Dorchester-Lyme Road, NH - Nobo 1760

This post is from June 15, 2015.  The GPS tracking of this hike can be found at: 

This was my first try with my idea of self-shuttling between trailheads using the pickup truck with my new small Honda Rebel 250 on a motorcycle carrier on the back.  This is what happened:

We delayed the start of our 9 mile AT hike to try to squeeze it in between the morning and evening rains.  We were largely successful in that endeavor.
This was also the first time ever we were trying out my scheme of dropping the new small motorcycle and the end of the day and driving the truck to the beginning of the day and then driving the bike back to the truck at the end.
The hike went well; one of Helen's knees got a little sore as the terrain was inevitably rough - this is not VA or NC where Helen last hiked with me, but nothing one Vitamin I (Ibuprofen) couldn't handle.

When we got to the end of day trailhead I looked in the distance for the motorcycle and did not see it.  I did not panic as I was sure that it was simply a matter of me seeing from the wrong angle.  Wrong.  It was gone.
Along with our two helmets with the base of our radio setup, and our two expensive BMW waterproof suits.  Truly gone.  I was flabbergasted.  We were also stranded 17 miles from our truck in a very rural area. I had no cell coverage but Helen thought maybe a 911 call might get through to the police.
It did not.  So, we began the 4 mile walk to Lyme, NH.  We came to a house and Helen suggested that we knock on their door and ask for help.  That turned out to be a brilliant idea (which I initially discouraged, but boy was I wrong). These people let us use their phone to call the police to report the theft.  It was no theft.  Someone had torn off our temporary plates and when the police saw this motorcycle in the middle of nowhere with
no plates they thought it was abandoned so had it towed.   That was a HUGE
relief as there was a lot of money and trouble invested in that equipment, which we had not yet insured, BTW.  Then we had to deal with the logistical problem that we were 7 miles from the towing company that had our bike and they wanted $150 cash to get it out of hock.  The nice people who let us use their phone also happened to be the proprietors of the Lyme General store (and via the store next door neighbors to the McCutcheons, our former across the street neighbors in Eliot,BTW!!!), then offered to drive us to towing place.  That was a HUGE help.  When we got there, we did not have $150 in cash, but the owner let me leave my license with him while we drove the bike back to our truck and our money.  That all worked out and has turned into a great story, but.... WOW.
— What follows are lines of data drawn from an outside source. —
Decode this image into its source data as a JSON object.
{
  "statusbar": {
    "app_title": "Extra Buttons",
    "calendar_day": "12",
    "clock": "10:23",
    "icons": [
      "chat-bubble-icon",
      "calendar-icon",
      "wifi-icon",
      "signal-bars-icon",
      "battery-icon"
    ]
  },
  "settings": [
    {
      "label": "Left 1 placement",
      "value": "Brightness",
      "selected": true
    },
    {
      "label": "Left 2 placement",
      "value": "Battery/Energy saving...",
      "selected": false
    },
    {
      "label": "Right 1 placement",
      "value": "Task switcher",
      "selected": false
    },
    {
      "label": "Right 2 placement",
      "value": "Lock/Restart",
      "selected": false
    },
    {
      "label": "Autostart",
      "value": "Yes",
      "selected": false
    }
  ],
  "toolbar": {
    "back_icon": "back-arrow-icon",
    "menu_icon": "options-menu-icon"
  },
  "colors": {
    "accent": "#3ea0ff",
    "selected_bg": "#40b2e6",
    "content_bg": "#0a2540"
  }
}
I am attaching a couple of shots of how we looked when we finally got the bike back to the starting trailhead where we had left the pickup truck: